        Ring in the New Year with Wellness and Healthy Habits



        If you haven’t made New Year’s resolutions, it isn’t too late!  Here are some suggestions for setting those New Year’s resolutions so they are accomplished, and not abandoned!

        Make SMART goals!  One giant goal to say, “lose 50 lbs” or “exercise more” is nice, but how are you going to do that?  SMART stands for Specific, Measurable, Attainable, Realistic, and Timed.  When setting goals, try to think about these five things, and you will be able to achieve your goals.

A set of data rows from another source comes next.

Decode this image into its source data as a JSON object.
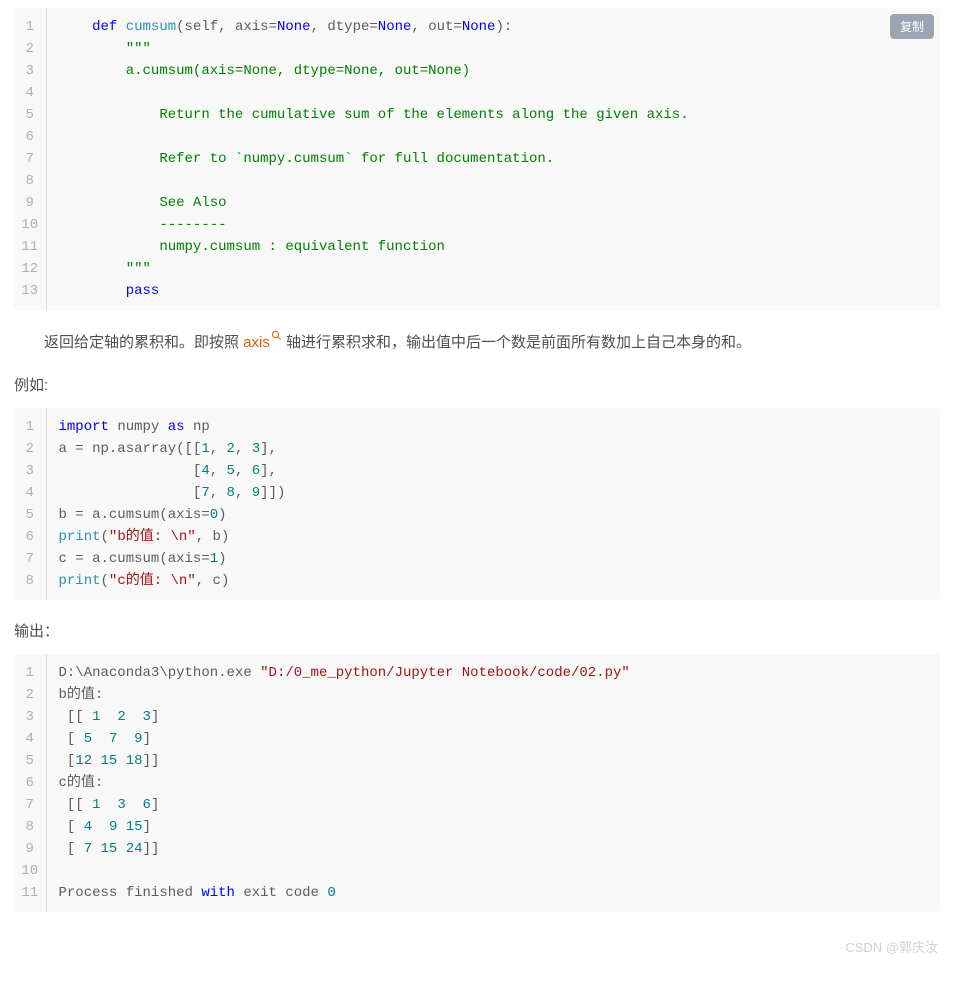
{
  "copy_label": "复制",
  "code1": {
    "lines": [
      [
        {
          "t": "    "
        },
        {
          "t": "def ",
          "c": "kw"
        },
        {
          "t": "cumsum",
          "c": "fn"
        },
        {
          "t": "("
        },
        {
          "t": "self"
        },
        {
          "t": ", axis="
        },
        {
          "t": "None",
          "c": "bi"
        },
        {
          "t": ", dtype="
        },
        {
          "t": "None",
          "c": "bi"
        },
        {
          "t": ", out="
        },
        {
          "t": "None",
          "c": "bi"
        },
        {
          "t": "):"
        }
      ],
      [
        {
          "t": "        "
        },
        {
          "t": "\"\"\"",
          "c": "cm"
        }
      ],
      [
        {
          "t": "        a.cumsum(axis=None, dtype=None, out=None)",
          "c": "cm"
        }
      ],
      [
        {
          "t": ""
        }
      ],
      [
        {
          "t": "            Return the cumulative sum of the elements along the given axis.",
          "c": "cm"
        }
      ],
      [
        {
          "t": ""
        }
      ],
      [
        {
          "t": "            Refer to `numpy.cumsum` for full documentation.",
          "c": "cm"
        }
      ],
      [
        {
          "t": ""
        }
      ],
      [
        {
          "t": "            See Also",
          "c": "cm"
        }
      ],
      [
        {
          "t": "            --------",
          "c": "cm"
        }
      ],
      [
        {
          "t": "            numpy.cumsum : equivalent function",
          "c": "cm"
        }
      ],
      [
        {
          "t": "        "
        },
        {
          "t": "\"\"\"",
          "c": "cm"
        }
      ],
      [
        {
          "t": "        "
        },
        {
          "t": "pass",
          "c": "kw"
        }
      ]
    ]
  },
  "para1_before": "返回给定轴的累积和。即按照 ",
  "para1_link": "axis",
  "para1_after": " 轴进行累积求和，输出值中后一个数是前面所有数加上自己本身的和。",
  "heading1": "例如:",
  "code2": {
    "lines": [
      [
        {
          "t": "import",
          "c": "kw"
        },
        {
          "t": " numpy "
        },
        {
          "t": "as",
          "c": "kw"
        },
        {
          "t": " np"
        }
      ],
      [
        {
          "t": "a = np.asarray([["
        },
        {
          "t": "1",
          "c": "nm"
        },
        {
          "t": ", "
        },
        {
          "t": "2",
          "c": "nm"
        },
        {
          "t": ", "
        },
        {
          "t": "3",
          "c": "nm"
        },
        {
          "t": "],"
        }
      ],
      [
        {
          "t": "                ["
        },
        {
          "t": "4",
          "c": "nm"
        },
        {
          "t": ", "
        },
        {
          "t": "5",
          "c": "nm"
        },
        {
          "t": ", "
        },
        {
          "t": "6",
          "c": "nm"
        },
        {
          "t": "],"
        }
      ],
      [
        {
          "t": "                ["
        },
        {
          "t": "7",
          "c": "nm"
        },
        {
          "t": ", "
        },
        {
          "t": "8",
          "c": "nm"
        },
        {
          "t": ", "
        },
        {
          "t": "9",
          "c": "nm"
        },
        {
          "t": "]])"
        }
      ],
      [
        {
          "t": "b = a.cumsum(axis="
        },
        {
          "t": "0",
          "c": "nm"
        },
        {
          "t": ")"
        }
      ],
      [
        {
          "t": "print",
          "c": "fn"
        },
        {
          "t": "("
        },
        {
          "t": "\"b的值: \\n\"",
          "c": "str"
        },
        {
          "t": ", b)"
        }
      ],
      [
        {
          "t": "c = a.cumsum(axis="
        },
        {
          "t": "1",
          "c": "nm"
        },
        {
          "t": ")"
        }
      ],
      [
        {
          "t": "print",
          "c": "fn"
        },
        {
          "t": "("
        },
        {
          "t": "\"c的值: \\n\"",
          "c": "str"
        },
        {
          "t": ", c)"
        }
      ]
    ]
  },
  "heading2": "输出：",
  "code3": {
    "lines": [
      [
        {
          "t": "D:\\Anaconda3\\python.exe "
        },
        {
          "t": "\"D:/0_me_python/Jupyter Notebook/code/02.py\"",
          "c": "str"
        }
      ],
      [
        {
          "t": "b的值: "
        }
      ],
      [
        {
          "t": " [[ "
        },
        {
          "t": "1",
          "c": "nm"
        },
        {
          "t": "  "
        },
        {
          "t": "2",
          "c": "nm"
        },
        {
          "t": "  "
        },
        {
          "t": "3",
          "c": "nm"
        },
        {
          "t": "]"
        }
      ],
      [
        {
          "t": " [ "
        },
        {
          "t": "5",
          "c": "nm"
        },
        {
          "t": "  "
        },
        {
          "t": "7",
          "c": "nm"
        },
        {
          "t": "  "
        },
        {
          "t": "9",
          "c": "nm"
        },
        {
          "t": "]"
        }
      ],
      [
        {
          "t": " ["
        },
        {
          "t": "12",
          "c": "nm"
        },
        {
          "t": " "
        },
        {
          "t": "15",
          "c": "nm"
        },
        {
          "t": " "
        },
        {
          "t": "18",
          "c": "nm"
        },
        {
          "t": "]]"
        }
      ],
      [
        {
          "t": "c的值: "
        }
      ],
      [
        {
          "t": " [[ "
        },
        {
          "t": "1",
          "c": "nm"
        },
        {
          "t": "  "
        },
        {
          "t": "3",
          "c": "nm"
        },
        {
          "t": "  "
        },
        {
          "t": "6",
          "c": "nm"
        },
        {
          "t": "]"
        }
      ],
      [
        {
          "t": " [ "
        },
        {
          "t": "4",
          "c": "nm"
        },
        {
          "t": "  "
        },
        {
          "t": "9",
          "c": "nm"
        },
        {
          "t": " "
        },
        {
          "t": "15",
          "c": "nm"
        },
        {
          "t": "]"
        }
      ],
      [
        {
          "t": " [ "
        },
        {
          "t": "7",
          "c": "nm"
        },
        {
          "t": " "
        },
        {
          "t": "15",
          "c": "nm"
        },
        {
          "t": " "
        },
        {
          "t": "24",
          "c": "nm"
        },
        {
          "t": "]]"
        }
      ],
      [
        {
          "t": ""
        }
      ],
      [
        {
          "t": "Process finished "
        },
        {
          "t": "with",
          "c": "kw"
        },
        {
          "t": " exit code "
        },
        {
          "t": "0",
          "c": "nm"
        }
      ]
    ]
  },
  "watermark": "CSDN @郭庆汝"
}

        First, specific goals, instead of “exercise more” try “I want to exercise for 15 minutes, 3 days a week for 1 month” and after one month, you can set another goal.    Instead of “lose 50 lbs”, what can you do help that?  How about a goal to eat three or more vegetable servings each day, or drink a certain amount of water each day?  Being as specific as you can will help you better reach your goals because you know what you are reaching for!

        Next, measurable goals.  You have to be able to measure the goals you set.  If you say “eat better”, what does that mean?  How do you know when you have accomplished it?  How about “eat 25 grams of fiber each day” or “eat two fruit servings each day”.  You can easily see each day if you were able to meet that goal!

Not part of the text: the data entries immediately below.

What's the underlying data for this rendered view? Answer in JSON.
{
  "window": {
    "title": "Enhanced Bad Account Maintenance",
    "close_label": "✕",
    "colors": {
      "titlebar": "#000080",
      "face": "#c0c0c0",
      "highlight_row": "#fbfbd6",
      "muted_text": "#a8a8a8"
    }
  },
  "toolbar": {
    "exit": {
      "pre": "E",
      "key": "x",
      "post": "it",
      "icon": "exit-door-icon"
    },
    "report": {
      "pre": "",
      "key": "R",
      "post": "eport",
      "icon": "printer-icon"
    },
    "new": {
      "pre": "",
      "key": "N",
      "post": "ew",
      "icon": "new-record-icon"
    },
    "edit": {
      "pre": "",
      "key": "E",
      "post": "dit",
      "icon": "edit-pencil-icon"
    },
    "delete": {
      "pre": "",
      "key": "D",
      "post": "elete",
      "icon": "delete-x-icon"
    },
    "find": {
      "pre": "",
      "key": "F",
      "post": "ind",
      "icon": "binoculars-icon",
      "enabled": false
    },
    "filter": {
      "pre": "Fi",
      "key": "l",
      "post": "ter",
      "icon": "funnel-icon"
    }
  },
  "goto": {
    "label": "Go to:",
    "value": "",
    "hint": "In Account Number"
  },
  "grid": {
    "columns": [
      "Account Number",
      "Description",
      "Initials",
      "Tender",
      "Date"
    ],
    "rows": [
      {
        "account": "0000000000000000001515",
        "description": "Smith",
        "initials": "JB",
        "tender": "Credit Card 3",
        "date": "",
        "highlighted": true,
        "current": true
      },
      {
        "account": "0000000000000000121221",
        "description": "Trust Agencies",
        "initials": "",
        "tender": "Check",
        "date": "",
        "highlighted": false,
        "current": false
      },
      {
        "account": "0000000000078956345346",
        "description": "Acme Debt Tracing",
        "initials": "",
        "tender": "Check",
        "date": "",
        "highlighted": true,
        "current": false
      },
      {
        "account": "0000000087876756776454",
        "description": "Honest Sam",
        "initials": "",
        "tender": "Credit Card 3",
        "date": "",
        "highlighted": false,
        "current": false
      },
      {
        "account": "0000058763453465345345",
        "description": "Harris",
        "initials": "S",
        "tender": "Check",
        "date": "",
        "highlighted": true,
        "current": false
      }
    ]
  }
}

        Third, attainable goals.  Don’t set yourself up for failure!  Pick goals you will able to accomplish.  If you have not exercised at all the last 6 months, to set a goal to “exercise 2 hours every day”, even though it is specific and measurable, it may not be attainable.  Set something for yourself that you will be able to hit, even if not right at first.

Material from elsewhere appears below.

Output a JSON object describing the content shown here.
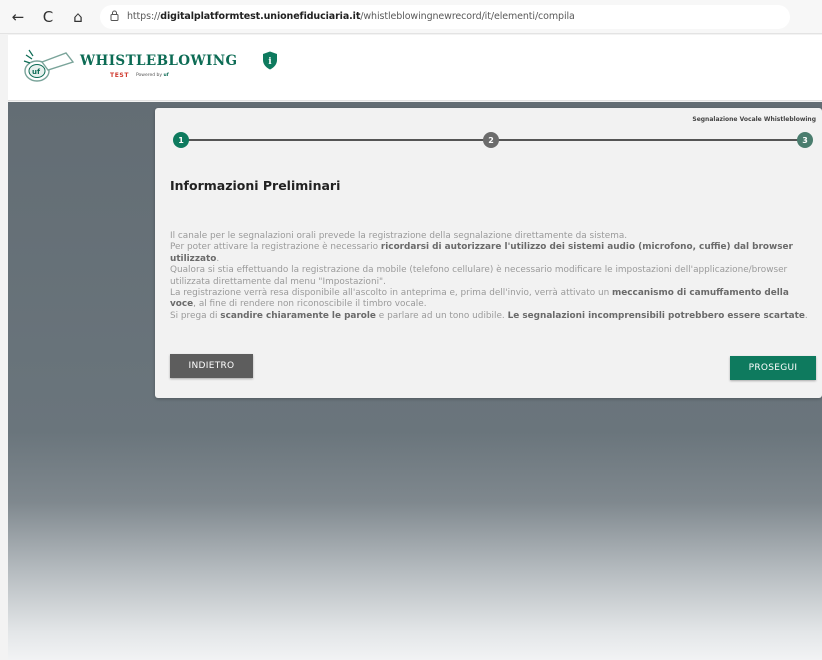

        Fourth, realistic goals.  This is similar to attainable goals.  Like our example above, if you set a goal to exercise 2 hours each day, even though you have trouble fitting in 30 min, it really isn’t realistic.  Set something that works with your daily routine.  If you only drink 8 oz of water a day, setting a goal to drink 80oz, is not realistic.  Think 16-24oz a day at first.  Think about making small goals and working up from there.  This will help you stay organized and make your life easier!  Once you hit that goal, remember to set another and be continually improving those healthy habits!

        Finally, timed goals.  When goal setting, you want to give yourself a time frame, a time to hit your goal by, or re-evaluate.  With our exercise example, you could say “to exercise 20 minutes, 3 days a week for 1 month”.  When you get to a month, you can re-evaluate, and maybe increase the amount of time, or the days for the next month.  It is easy to forget about the goals we set, or even procrastinate, when we have a year to complete them in.  Try setting goals you are working towards in a shorter amount of time, and I bet you will see better results!

        So, as you are making New Years resolutions, remember to make them SMART!  By keeping your goals specific, measurable, attainable, realistic, and timed, you will see results, and make strides in improving your health and wellness!  Here is too 2013 as your healthiest year yet!



        I thought this was great!  Credit goes to bengallagher.com :)


        Hope you got your daily dose of nutrition today, and thanks for reading! If you enjoy the blog, please share using the buttons below, or in the box to the right. Also, we would love to have you join us! Join this site in the "followers" box to the right. "Like" the blog on facebook, and follow me on twitter (@jennasteprd), tumblr, and pinterest using the the boxes on the right. Thanks, and have a great day! ~jenna